The New MGM, a Chinese casino in Sihanoukville. (Anna Fifield/The Washington Post)

But with the exception of those working in the hotels and casinos, most Cambodians, whose average income is $1,100 a year, are seeing little benefit from this investment. And resentment is mounting.

“My business has halved,” said Chhim Phin, who has run a seafood restaurant on Independence Beach since 2003. “We used to have lots of Western tourists coming here, people who liked to try our food. But Chinese tourists don’t want to eat Khmer food and experience our local customs — they prefer to eat their own food. Chinese tourists like to stay in their bubble.” 

Next to his restaurant, a plot of land that used to be filled with backpacker bars that held dance parties on the beach has been reduced to rubble, the lease taken over by Chinese developers.

And when Chinese customers do come to his restaurant, Chhim Phin is not thrilled with their business. “I don’t speak Chinese, so it’s very difficult to communicate,” he said. “To be honest, I’ve had a very bad experience dealing with Chinese. They’re so rude.”

Doung Sokly, operating her cart, does not enjoy interacting with the new arrivals, either. “Western tourists don’t haggle, because they want to try local things. But Chinese tourists really try to get the prices down,” she said. 

As if on cue, a group of Chinese tourists on the beach erupted into laughter and yelling. “Listen to them. They’re so loud,” she said, glancing over at the group with a look of distaste. “It’s so annoying.”

Locals are also worried about organized crime resulting from the casinos, and the increasing incidents of drunken violence. After the publication of reports about the pros and cons of Chinese investment, Beijing’s ambassador acknowledged that “a small amount of low-educated people” from his country were breaking Cambodian laws.

Not that Western tourists are always well behaved. Sex tourism is a draw for some, while others have recently gotten into trouble for lewd behavior.

One local business owner who is happy with the Chinese influx is Ko Hong. He rents water scooters, charging Westerners $60 for an hour of joyriding. For Chinese customers, the price is $50. 

“Before it was more seasonal, but now I can earn lots of money,” Ko Hong said. On an average day he makes $200.
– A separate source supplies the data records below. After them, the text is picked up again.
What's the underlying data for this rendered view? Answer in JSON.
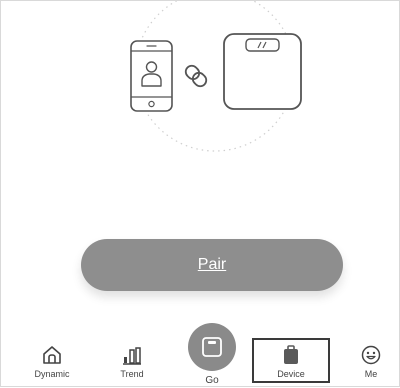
{
  "pair_button": {
    "label": "Pair"
  },
  "tabs": [
    {
      "id": "dynamic",
      "label": "Dynamic",
      "icon": "home-icon"
    },
    {
      "id": "trend",
      "label": "Trend",
      "icon": "bar-chart-icon"
    },
    {
      "id": "go",
      "label": "Go",
      "icon": "scale-icon"
    },
    {
      "id": "device",
      "label": "Device",
      "icon": "device-bag-icon"
    },
    {
      "id": "me",
      "label": "Me",
      "icon": "smiley-face-icon"
    }
  ],
  "colors": {
    "button": "#8e8e8e",
    "active_circle": "#8a8a8a",
    "icon": "#444444",
    "outline": "#3a3a3a"
  }
}
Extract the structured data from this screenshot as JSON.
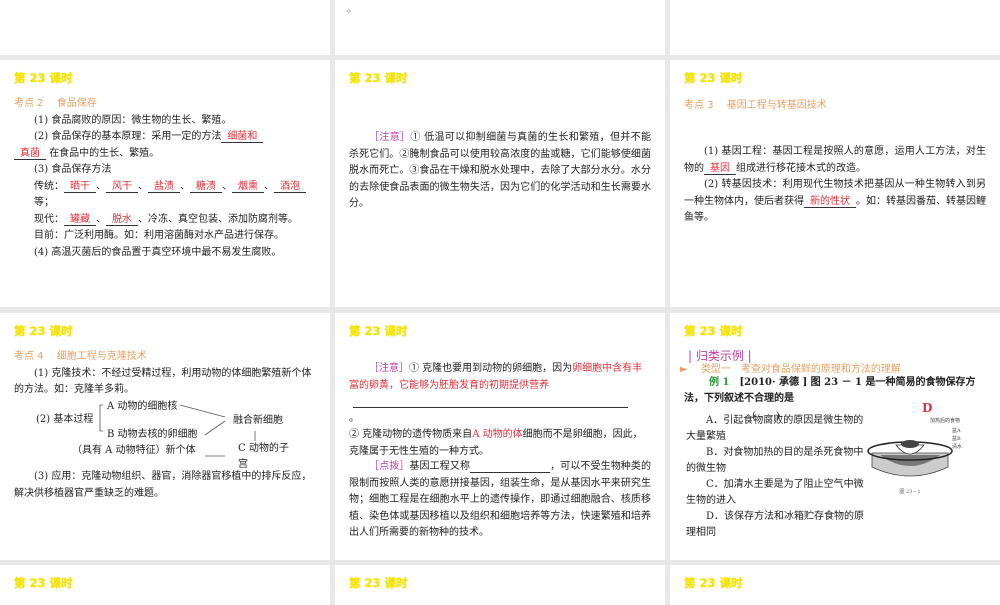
{
  "header": "第 23 课时",
  "top_dot": "。",
  "s2": {
    "title": "考点 2　 食品保存",
    "l1": "(1) 食品腐败的原因：微生物的生长、繁殖。",
    "l2a": "(2) 食品保存的基本原理：采用一定的方法",
    "b1": "细菌和",
    "b2": "真菌",
    "l2b": "在食品中的生长、繁殖。",
    "l3": "(3) 食品保存方法",
    "trad_label": "传统：",
    "trad": [
      "晒干",
      "风干",
      "盐渍",
      "糖渍",
      "烟熏",
      "酒泡"
    ],
    "etc": "等；",
    "mod_label": "现代：",
    "mod": [
      "罐藏",
      "脱水"
    ],
    "mod_rest": "、冷冻、真空包装、添加防腐剂等。",
    "now": "目前：广泛利用酶。如：利用溶菌酶对水产品进行保存。",
    "l4": "(4) 高温灭菌后的食品置于真空环境中最不易发生腐败。"
  },
  "note1": {
    "tag": "［注意］",
    "text": "① 低温可以抑制细菌与真菌的生长和繁殖，但并不能杀死它们。②腌制食品可以使用较高浓度的盐或糖，它们能够使细菌脱水而死亡。③食品在干燥和脱水处理中，去除了大部分水分。水分的去除使食品表面的微生物失活，因为它们的化学活动和生长需要水分。"
  },
  "s3": {
    "title": "考点 3　 基因工程与转基因技术",
    "l1a": "(1) 基因工程：基因工程是按照人的意愿，运用人工方法，对生物的",
    "b1": "基因",
    "l1b": "组成进行移花接木式的改造。",
    "l2a": "(2) 转基因技术：利用现代生物技术把基因从一种生物转入到另一种生物体内，使后者获得",
    "b2": "新的性状",
    "l2b": "。如：转基因番茄、转基因鲤鱼等。"
  },
  "s4": {
    "title": "考点 4　 细胞工程与克隆技术",
    "l1": "(1) 克隆技术：不经过受精过程，利用动物的体细胞繁殖新个体的方法。如：克隆羊多莉。",
    "proc": "(2) 基本过程",
    "a": "A 动物的细胞核",
    "b": "B 动物去核的卵细胞",
    "fuse": "融合新细胞",
    "newind": "（具有 A 动物特征）新个体",
    "c": "C 动物的子宫",
    "l3": "(3) 应用：克隆动物组织、器官，消除器官移植中的排斥反应，解决供移植器官严重缺乏的难题。"
  },
  "note2": {
    "tag": "［注意］",
    "t1": "① 克隆也要用到动物的卵细胞，因为",
    "b1": "卵细胞中含有丰富的卵黄，它能够为胚胎发育的初期提供营养",
    "dot": "。",
    "t2": "② 克隆动物的遗传物质来自",
    "b2": "A 动物的体",
    "t2b": "细胞而不是卵细胞，因此，克隆属于无性生殖的一种方式。",
    "tag2": "［点拨］",
    "t3": "基因工程又称",
    "t3b": "，可以不受生物种类的限制而按照人类的意愿拼接基因，组装生命，是从基因水平来研究生物；细胞工程是在细胞水平上的遗传操作，即通过细胞融合、核质移植、染色体或基因移植以及组织和细胞培养等方法，快速繁殖和培养出人们所需要的新物种的技术。"
  },
  "ex": {
    "title": "| 归类示例 |",
    "type": "► 　类型一　考查对食品保鲜的原理和方法的理解",
    "label": "例 1",
    "q": "[2010· 承德 ] 图 23 － 1 是一种简易的食物保存方法，下列叙述不合理的是",
    "paren": "(　　)",
    "answer": "D",
    "opts": [
      "A．引起食物腐败的原因是微生物的大量繁殖",
      "B．对食物加热的目的是杀死食物中的微生物",
      "C．加清水主要是为了阻止空气中微生物的进入",
      "D．该保存方法和冰箱贮存食物的原理相同"
    ],
    "fig": {
      "food": "加热后的食物",
      "pa": "盆A",
      "pb": "盆B",
      "water": "清水",
      "caption": "图 23－1"
    }
  }
}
The main reason for the exodus of Western tourists and influx of Chinese visitors is accommodations, Chhim Phin and other business owners here say.


A model of the Blue Bay, a Chinese resort under construction in Sihanoukville. (Anna Fifield/The Washington Post)
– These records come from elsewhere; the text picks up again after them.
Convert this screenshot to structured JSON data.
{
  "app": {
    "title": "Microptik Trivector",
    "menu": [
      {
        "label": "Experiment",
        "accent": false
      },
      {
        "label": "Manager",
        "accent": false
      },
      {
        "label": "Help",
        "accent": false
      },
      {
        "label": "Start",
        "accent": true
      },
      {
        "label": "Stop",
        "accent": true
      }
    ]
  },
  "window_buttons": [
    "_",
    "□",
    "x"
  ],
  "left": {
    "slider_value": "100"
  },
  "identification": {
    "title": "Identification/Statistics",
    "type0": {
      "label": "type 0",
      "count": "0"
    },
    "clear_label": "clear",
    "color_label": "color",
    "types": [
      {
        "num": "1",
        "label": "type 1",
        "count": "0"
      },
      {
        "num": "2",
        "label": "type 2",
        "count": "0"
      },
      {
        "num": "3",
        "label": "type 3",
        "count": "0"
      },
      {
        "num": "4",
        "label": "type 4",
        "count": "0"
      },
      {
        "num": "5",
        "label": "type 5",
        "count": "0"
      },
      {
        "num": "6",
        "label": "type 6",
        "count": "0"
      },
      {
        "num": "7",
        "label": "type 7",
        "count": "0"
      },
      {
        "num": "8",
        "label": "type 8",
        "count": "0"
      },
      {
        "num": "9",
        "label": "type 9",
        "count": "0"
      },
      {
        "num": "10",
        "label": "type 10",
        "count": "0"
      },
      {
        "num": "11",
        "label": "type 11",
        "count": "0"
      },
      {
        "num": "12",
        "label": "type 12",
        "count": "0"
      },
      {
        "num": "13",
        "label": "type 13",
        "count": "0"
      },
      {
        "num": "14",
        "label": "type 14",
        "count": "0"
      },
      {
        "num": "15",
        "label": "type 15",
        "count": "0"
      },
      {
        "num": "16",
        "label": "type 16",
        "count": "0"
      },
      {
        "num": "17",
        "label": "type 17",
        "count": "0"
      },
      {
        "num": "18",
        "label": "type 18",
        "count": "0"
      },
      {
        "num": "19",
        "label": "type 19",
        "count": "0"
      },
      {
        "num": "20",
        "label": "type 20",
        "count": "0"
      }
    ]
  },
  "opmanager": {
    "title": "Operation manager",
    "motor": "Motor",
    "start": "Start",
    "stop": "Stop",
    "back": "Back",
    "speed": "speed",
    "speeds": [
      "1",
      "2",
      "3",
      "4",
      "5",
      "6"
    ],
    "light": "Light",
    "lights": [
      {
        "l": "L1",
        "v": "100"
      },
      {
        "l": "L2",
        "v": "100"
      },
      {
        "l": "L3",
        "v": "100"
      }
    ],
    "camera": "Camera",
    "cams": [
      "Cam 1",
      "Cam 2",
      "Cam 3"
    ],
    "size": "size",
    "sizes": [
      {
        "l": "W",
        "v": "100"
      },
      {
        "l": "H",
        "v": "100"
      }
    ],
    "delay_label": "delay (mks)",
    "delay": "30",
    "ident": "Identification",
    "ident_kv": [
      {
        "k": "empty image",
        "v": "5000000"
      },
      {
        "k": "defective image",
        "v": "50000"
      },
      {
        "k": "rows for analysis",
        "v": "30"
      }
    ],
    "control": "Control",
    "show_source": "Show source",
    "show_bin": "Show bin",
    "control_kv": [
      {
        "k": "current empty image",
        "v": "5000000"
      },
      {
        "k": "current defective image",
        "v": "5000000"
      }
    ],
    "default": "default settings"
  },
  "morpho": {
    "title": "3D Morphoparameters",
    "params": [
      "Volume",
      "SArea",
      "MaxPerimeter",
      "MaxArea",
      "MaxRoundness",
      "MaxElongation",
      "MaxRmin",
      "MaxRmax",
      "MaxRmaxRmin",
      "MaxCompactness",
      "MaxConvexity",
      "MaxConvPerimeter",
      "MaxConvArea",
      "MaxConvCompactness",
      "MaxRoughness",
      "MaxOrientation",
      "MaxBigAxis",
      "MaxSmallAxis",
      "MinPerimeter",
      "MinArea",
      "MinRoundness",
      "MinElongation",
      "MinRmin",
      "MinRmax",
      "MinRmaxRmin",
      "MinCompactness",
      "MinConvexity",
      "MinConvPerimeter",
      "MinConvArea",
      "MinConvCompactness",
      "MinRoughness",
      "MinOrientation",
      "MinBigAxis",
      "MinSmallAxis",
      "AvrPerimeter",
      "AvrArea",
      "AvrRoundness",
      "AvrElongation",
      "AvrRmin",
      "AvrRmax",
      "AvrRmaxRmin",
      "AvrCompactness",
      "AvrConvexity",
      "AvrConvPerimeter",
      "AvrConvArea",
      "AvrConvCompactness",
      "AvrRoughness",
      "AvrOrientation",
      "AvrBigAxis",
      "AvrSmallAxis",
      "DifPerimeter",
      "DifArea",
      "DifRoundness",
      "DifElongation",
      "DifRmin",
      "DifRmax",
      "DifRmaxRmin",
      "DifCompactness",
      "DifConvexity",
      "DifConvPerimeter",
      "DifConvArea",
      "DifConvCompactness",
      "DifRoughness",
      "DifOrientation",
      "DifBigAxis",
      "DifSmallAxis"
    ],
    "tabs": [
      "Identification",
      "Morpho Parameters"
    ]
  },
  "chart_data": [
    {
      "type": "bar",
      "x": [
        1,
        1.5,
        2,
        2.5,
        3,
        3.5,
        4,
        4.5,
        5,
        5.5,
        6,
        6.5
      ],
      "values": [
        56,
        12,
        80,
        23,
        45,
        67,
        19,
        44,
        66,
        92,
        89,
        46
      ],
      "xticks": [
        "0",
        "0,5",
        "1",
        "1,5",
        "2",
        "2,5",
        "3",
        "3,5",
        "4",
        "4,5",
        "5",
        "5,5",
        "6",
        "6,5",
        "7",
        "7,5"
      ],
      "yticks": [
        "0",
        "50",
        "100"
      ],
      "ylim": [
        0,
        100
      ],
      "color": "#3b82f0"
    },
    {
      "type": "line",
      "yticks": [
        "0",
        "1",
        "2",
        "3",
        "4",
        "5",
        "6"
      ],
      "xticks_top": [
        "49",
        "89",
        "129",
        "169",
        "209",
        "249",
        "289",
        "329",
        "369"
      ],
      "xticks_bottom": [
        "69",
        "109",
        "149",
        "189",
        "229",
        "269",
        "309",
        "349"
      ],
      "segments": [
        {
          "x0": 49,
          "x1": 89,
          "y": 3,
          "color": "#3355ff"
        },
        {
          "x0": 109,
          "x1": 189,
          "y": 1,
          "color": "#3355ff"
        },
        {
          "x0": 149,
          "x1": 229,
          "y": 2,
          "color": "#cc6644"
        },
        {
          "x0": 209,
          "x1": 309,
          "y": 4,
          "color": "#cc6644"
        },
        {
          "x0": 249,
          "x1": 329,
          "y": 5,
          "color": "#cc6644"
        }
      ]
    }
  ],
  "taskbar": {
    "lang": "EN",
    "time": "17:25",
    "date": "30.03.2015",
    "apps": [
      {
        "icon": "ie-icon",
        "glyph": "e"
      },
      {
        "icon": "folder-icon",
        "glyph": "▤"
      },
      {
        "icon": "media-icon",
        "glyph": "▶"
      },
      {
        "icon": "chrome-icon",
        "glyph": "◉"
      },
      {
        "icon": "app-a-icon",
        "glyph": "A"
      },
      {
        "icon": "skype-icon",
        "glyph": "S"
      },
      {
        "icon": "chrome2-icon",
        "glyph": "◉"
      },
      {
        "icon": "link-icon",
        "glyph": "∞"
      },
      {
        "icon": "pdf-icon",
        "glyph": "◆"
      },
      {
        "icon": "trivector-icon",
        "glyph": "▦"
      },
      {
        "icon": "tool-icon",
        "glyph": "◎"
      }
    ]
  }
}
The cheaper hotels and guesthouses that locals and Western tourists have liked have been crowded out by the big Chinese developers, who will pay much more for the land. Those that do remain have trouble hiring staff because they’re being snatched up for much higher wages.
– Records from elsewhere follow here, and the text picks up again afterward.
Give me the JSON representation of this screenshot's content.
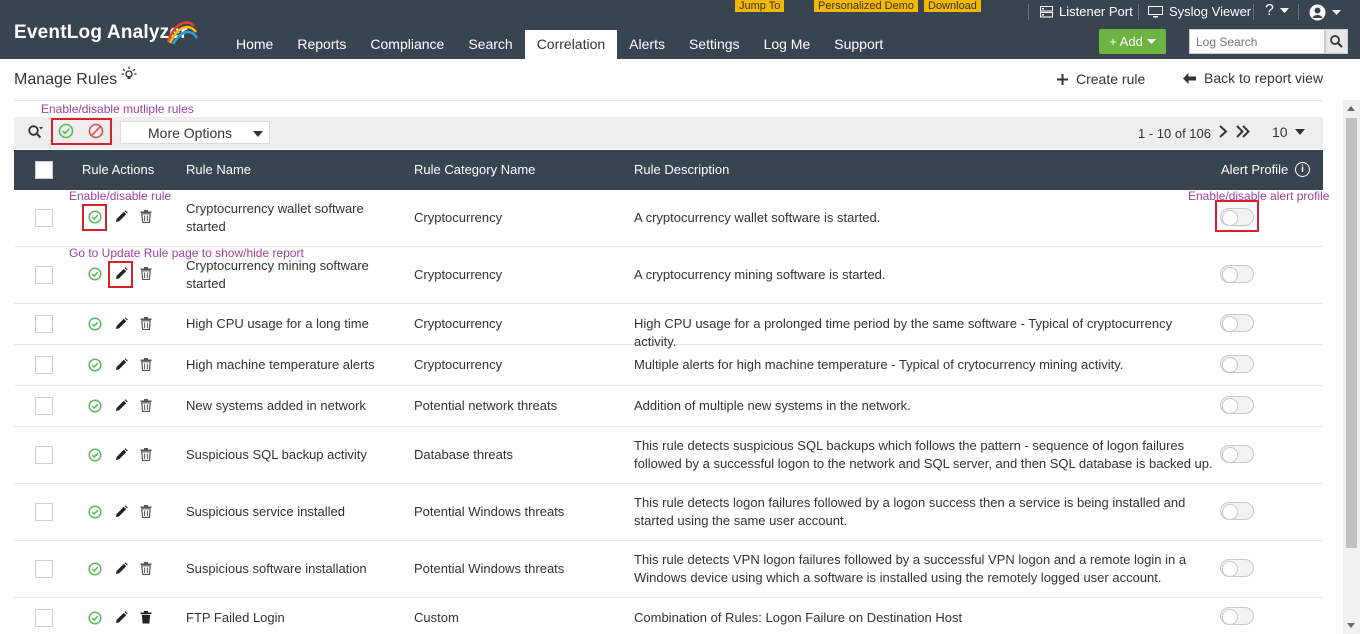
{
  "app": {
    "name": "EventLog Analyzer"
  },
  "promos": {
    "jump_to": "Jump To",
    "personalized_demo": "Personalized Demo",
    "download": "Download"
  },
  "utility": {
    "listener_port": "Listener Port",
    "syslog_viewer": "Syslog Viewer",
    "help": "?"
  },
  "nav": {
    "home": "Home",
    "reports": "Reports",
    "compliance": "Compliance",
    "search": "Search",
    "correlation": "Correlation",
    "alerts": "Alerts",
    "settings": "Settings",
    "logme": "Log Me",
    "support": "Support"
  },
  "add_button": "+ Add",
  "log_search": {
    "placeholder": "Log Search"
  },
  "page": {
    "title": "Manage Rules",
    "create_rule": "Create rule",
    "back": "Back to report view"
  },
  "annotations": {
    "multi": "Enable/disable mutliple rules",
    "single": "Enable/disable rule",
    "edit": "Go to Update Rule page to show/hide report",
    "alert_profile": "Enable/disable alert profile"
  },
  "toolbar": {
    "more_options": "More Options",
    "range": "1 - 10 of 106",
    "per_page": "10"
  },
  "columns": {
    "actions": "Rule Actions",
    "name": "Rule Name",
    "category": "Rule Category Name",
    "description": "Rule Description",
    "alert_profile": "Alert Profile"
  },
  "rows": [
    {
      "name": "Cryptocurrency wallet software started",
      "category": "Cryptocurrency",
      "description": "A cryptocurrency wallet software is started."
    },
    {
      "name": "Cryptocurrency mining software started",
      "category": "Cryptocurrency",
      "description": "A cryptocurrency mining software is started."
    },
    {
      "name": "High CPU usage for a long time",
      "category": "Cryptocurrency",
      "description": "High CPU usage for a prolonged time period by the same software - Typical of cryptocurrency activity."
    },
    {
      "name": "High machine temperature alerts",
      "category": "Cryptocurrency",
      "description": "Multiple alerts for high machine temperature - Typical of crytocurrency mining activity."
    },
    {
      "name": "New systems added in network",
      "category": "Potential network threats",
      "description": "Addition of multiple new systems in the network."
    },
    {
      "name": "Suspicious SQL backup activity",
      "category": "Database threats",
      "description": "This rule detects suspicious SQL backups which follows the pattern - sequence of logon failures followed by a successful logon to the network and SQL server, and then SQL database is backed up."
    },
    {
      "name": "Suspicious service installed",
      "category": "Potential Windows threats",
      "description": "This rule detects logon failures followed by a logon success then a service is being installed and started using the same user account."
    },
    {
      "name": "Suspicious software installation",
      "category": "Potential Windows threats",
      "description": "This rule detects VPN logon failures followed by a successful VPN logon and a remote login in a Windows device using which a software is installed using the remotely logged user account."
    },
    {
      "name": "FTP Failed Login",
      "category": "Custom",
      "description": "Combination of Rules: Logon Failure on Destination Host"
    }
  ],
  "colors": {
    "header_bg": "#3a4451",
    "enable_green": "#5cb85c",
    "disable_red": "#d9534f",
    "annotation": "#a0419e",
    "highlight_red": "#d9202a",
    "add_green": "#6cb33f",
    "promo_yellow": "#f5b800"
  }
}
“There used to be cheap accommodations here, but not anymore,” said Koeun Sao, a 29-year-old who estimates that his income from driving a tuk-tuk has dropped by 70 percent in the past three months. “Chinese people take cars, not tuk-tuks.”

The Chinese investment has not translated into better roads or other infrastructure in a city that struggles with basic plumbing. 

“All this building they’re doing is only to benefit Chinese,” Koeun Sao said. “It’s good for the landowners but not for ordinary people.”

But both the Cambodian and Chinese governments tout their economic cooperation.  

The Sihanoukville Special Economic Zone, a 4.4-square-mile industrial park where 104 of the 121 companies are Chinese, “stands as a symbol of renewed China-
Cambodia friendship by delivering real benefits to the people,” Chinese Premier Li Keqiang wrote for a Cambodian newspaper when he visited in January.

While here, Li signed 19 business deals. These included building an expressway between the capital, Phnom Penh, and Sihanoukville to replace the potholed narrow roads that link the cities now, and the construction of a new airport in Phnom Penh.

The two countries pledged to more than double the number of Chinese tourists coming to Cambodia to 2 million within the next two years and to boost bilateral trade to $6 billion.

“We’ll try to remain here,” Doung Sokly said from behind her cart. “We need to see how things unfold.”